WORK ORDER: Each record must appear in the answer exactly as it does in the data.

(Beginning of DATA SHOWN)

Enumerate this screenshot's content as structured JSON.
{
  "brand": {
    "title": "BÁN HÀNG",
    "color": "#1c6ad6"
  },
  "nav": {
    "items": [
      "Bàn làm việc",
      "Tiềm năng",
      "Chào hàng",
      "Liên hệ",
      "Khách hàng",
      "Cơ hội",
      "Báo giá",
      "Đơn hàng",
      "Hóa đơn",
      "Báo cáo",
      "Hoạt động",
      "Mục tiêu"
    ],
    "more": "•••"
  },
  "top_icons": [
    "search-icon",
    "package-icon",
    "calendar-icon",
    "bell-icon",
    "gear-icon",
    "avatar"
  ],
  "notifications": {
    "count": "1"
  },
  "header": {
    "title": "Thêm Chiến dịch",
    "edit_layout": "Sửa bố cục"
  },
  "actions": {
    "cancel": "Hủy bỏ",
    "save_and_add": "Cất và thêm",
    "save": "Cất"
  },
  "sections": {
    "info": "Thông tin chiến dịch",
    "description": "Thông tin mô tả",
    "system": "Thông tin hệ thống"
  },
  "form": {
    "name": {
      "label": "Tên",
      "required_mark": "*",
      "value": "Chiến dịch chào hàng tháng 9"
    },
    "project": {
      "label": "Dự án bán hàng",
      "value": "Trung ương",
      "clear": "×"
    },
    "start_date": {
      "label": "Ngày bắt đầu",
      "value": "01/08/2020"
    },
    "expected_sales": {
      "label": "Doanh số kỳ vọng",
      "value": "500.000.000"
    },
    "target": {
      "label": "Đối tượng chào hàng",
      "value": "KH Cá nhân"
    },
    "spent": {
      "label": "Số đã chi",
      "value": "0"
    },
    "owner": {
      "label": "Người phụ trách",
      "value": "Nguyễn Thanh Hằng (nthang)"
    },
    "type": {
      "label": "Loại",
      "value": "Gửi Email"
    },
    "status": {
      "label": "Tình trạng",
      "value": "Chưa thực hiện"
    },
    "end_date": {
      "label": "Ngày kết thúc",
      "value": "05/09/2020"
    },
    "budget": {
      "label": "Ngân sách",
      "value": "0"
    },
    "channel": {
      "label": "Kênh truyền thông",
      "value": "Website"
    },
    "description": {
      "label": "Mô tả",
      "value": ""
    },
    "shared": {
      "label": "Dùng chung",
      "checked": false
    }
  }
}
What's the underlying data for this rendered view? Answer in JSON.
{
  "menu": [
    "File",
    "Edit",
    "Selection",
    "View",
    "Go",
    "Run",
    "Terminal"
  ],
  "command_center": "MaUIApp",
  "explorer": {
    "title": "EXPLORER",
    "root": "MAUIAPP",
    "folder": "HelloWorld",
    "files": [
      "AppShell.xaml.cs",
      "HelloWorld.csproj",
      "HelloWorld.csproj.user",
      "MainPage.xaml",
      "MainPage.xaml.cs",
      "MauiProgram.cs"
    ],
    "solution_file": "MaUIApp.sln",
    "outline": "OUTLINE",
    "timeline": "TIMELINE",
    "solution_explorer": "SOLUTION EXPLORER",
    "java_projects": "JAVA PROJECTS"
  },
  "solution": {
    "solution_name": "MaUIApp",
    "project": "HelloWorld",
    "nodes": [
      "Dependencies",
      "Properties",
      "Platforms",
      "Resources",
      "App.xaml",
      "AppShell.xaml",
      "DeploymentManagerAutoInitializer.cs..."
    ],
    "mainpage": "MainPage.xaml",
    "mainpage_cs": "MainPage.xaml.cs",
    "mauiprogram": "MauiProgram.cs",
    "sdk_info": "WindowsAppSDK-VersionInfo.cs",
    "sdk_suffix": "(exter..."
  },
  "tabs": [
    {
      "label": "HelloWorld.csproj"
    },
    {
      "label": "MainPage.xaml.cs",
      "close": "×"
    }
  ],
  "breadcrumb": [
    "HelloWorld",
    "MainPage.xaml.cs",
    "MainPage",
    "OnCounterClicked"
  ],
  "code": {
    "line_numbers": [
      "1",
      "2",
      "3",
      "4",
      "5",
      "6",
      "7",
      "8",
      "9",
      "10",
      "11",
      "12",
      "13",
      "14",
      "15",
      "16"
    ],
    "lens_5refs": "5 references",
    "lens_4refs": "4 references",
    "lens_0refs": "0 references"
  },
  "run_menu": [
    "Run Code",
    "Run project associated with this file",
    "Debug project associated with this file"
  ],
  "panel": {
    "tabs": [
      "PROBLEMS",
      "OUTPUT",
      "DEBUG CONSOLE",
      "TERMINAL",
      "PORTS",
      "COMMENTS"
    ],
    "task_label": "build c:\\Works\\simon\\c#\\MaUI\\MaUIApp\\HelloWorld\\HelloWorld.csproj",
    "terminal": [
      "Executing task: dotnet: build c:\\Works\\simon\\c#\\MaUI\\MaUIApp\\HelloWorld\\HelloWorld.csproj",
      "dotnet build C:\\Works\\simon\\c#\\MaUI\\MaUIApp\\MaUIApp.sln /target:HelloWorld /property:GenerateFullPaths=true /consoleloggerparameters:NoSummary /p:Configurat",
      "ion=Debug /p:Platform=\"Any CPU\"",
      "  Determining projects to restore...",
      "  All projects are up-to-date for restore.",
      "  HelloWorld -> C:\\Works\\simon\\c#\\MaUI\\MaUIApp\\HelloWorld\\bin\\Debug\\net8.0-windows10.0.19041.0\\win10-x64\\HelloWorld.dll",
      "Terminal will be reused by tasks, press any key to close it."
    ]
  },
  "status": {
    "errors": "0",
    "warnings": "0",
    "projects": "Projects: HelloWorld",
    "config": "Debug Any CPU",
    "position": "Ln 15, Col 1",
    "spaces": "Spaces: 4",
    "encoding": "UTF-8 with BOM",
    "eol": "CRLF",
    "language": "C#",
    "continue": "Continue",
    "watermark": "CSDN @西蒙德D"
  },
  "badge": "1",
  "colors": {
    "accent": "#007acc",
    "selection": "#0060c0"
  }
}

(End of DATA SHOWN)

THE COMPLETED TASK:
Enumerate this screenshot's content as structured JSON.
{
  "brand": {
    "title": "BÁN HÀNG",
    "color": "#1c6ad6"
  },
  "nav": {
    "items": [
      "Bàn làm việc",
      "Tiềm năng",
      "Chào hàng",
      "Liên hệ",
      "Khách hàng",
      "Cơ hội",
      "Báo giá",
      "Đơn hàng",
      "Hóa đơn",
      "Báo cáo",
      "Hoạt động",
      "Mục tiêu"
    ],
    "more": "•••"
  },
  "top_icons": [
    "search-icon",
    "package-icon",
    "calendar-icon",
    "bell-icon",
    "gear-icon",
    "avatar"
  ],
  "notifications": {
    "count": "1"
  },
  "header": {
    "title": "Thêm Chiến dịch",
    "edit_layout": "Sửa bố cục"
  },
  "actions": {
    "cancel": "Hủy bỏ",
    "save_and_add": "Cất và thêm",
    "save": "Cất"
  },
  "sections": {
    "info": "Thông tin chiến dịch",
    "description": "Thông tin mô tả",
    "system": "Thông tin hệ thống"
  },
  "form": {
    "name": {
      "label": "Tên",
      "required_mark": "*",
      "value": "Chiến dịch chào hàng tháng 9"
    },
    "project": {
      "label": "Dự án bán hàng",
      "value": "Trung ương",
      "clear": "×"
    },
    "start_date": {
      "label": "Ngày bắt đầu",
      "value": "01/08/2020"
    },
    "expected_sales": {
      "label": "Doanh số kỳ vọng",
      "value": "500.000.000"
    },
    "target": {
      "label": "Đối tượng chào hàng",
      "value": "KH Cá nhân"
    },
    "spent": {
      "label": "Số đã chi",
      "value": "0"
    },
    "owner": {
      "label": "Người phụ trách",
      "value": "Nguyễn Thanh Hằng (nthang)"
    },
    "type": {
      "label": "Loại",
      "value": "Gửi Email"
    },
    "status": {
      "label": "Tình trạng",
      "value": "Chưa thực hiện"
    },
    "end_date": {
      "label": "Ngày kết thúc",
      "value": "05/09/2020"
    },
    "budget": {
      "label": "Ngân sách",
      "value": "0"
    },
    "channel": {
      "label": "Kênh truyền thông",
      "value": "Website"
    },
    "description": {
      "label": "Mô tả",
      "value": ""
    },
    "shared": {
      "label": "Dùng chung",
      "checked": false
    }
  }
}
What's the underlying data for this rendered view? Answer in JSON.
{
  "menu": [
    "File",
    "Edit",
    "Selection",
    "View",
    "Go",
    "Run",
    "Terminal"
  ],
  "command_center": "MaUIApp",
  "explorer": {
    "title": "EXPLORER",
    "root": "MAUIAPP",
    "folder": "HelloWorld",
    "files": [
      "AppShell.xaml.cs",
      "HelloWorld.csproj",
      "HelloWorld.csproj.user",
      "MainPage.xaml",
      "MainPage.xaml.cs",
      "MauiProgram.cs"
    ],
    "solution_file": "MaUIApp.sln",
    "outline": "OUTLINE",
    "timeline": "TIMELINE",
    "solution_explorer": "SOLUTION EXPLORER",
    "java_projects": "JAVA PROJECTS"
  },
  "solution": {
    "solution_name": "MaUIApp",
    "project": "HelloWorld",
    "nodes": [
      "Dependencies",
      "Properties",
      "Platforms",
      "Resources",
      "App.xaml",
      "AppShell.xaml",
      "DeploymentManagerAutoInitializer.cs..."
    ],
    "mainpage": "MainPage.xaml",
    "mainpage_cs": "MainPage.xaml.cs",
    "mauiprogram": "MauiProgram.cs",
    "sdk_info": "WindowsAppSDK-VersionInfo.cs",
    "sdk_suffix": "(exter..."
  },
  "tabs": [
    {
      "label": "HelloWorld.csproj"
    },
    {
      "label": "MainPage.xaml.cs",
      "close": "×"
    }
  ],
  "breadcrumb": [
    "HelloWorld",
    "MainPage.xaml.cs",
    "MainPage",
    "OnCounterClicked"
  ],
  "code": {
    "line_numbers": [
      "1",
      "2",
      "3",
      "4",
      "5",
      "6",
      "7",
      "8",
      "9",
      "10",
      "11",
      "12",
      "13",
      "14",
      "15",
      "16"
    ],
    "lens_5refs": "5 references",
    "lens_4refs": "4 references",
    "lens_0refs": "0 references"
  },
  "run_menu": [
    "Run Code",
    "Run project associated with this file",
    "Debug project associated with this file"
  ],
  "panel": {
    "tabs": [
      "PROBLEMS",
      "OUTPUT",
      "DEBUG CONSOLE",
      "TERMINAL",
      "PORTS",
      "COMMENTS"
    ],
    "task_label": "build c:\\Works\\simon\\c#\\MaUI\\MaUIApp\\HelloWorld\\HelloWorld.csproj",
    "terminal": [
      "Executing task: dotnet: build c:\\Works\\simon\\c#\\MaUI\\MaUIApp\\HelloWorld\\HelloWorld.csproj",
      "dotnet build C:\\Works\\simon\\c#\\MaUI\\MaUIApp\\MaUIApp.sln /target:HelloWorld /property:GenerateFullPaths=true /consoleloggerparameters:NoSummary /p:Configurat",
      "ion=Debug /p:Platform=\"Any CPU\"",
      "  Determining projects to restore...",
      "  All projects are up-to-date for restore.",
      "  HelloWorld -> C:\\Works\\simon\\c#\\MaUI\\MaUIApp\\HelloWorld\\bin\\Debug\\net8.0-windows10.0.19041.0\\win10-x64\\HelloWorld.dll",
      "Terminal will be reused by tasks, press any key to close it."
    ]
  },
  "status": {
    "errors": "0",
    "warnings": "0",
    "projects": "Projects: HelloWorld",
    "config": "Debug Any CPU",
    "position": "Ln 15, Col 1",
    "spaces": "Spaces: 4",
    "encoding": "UTF-8 with BOM",
    "eol": "CRLF",
    "language": "C#",
    "continue": "Continue",
    "watermark": "CSDN @西蒙德D"
  },
  "badge": "1",
  "colors": {
    "accent": "#007acc",
    "selection": "#0060c0"
  }
}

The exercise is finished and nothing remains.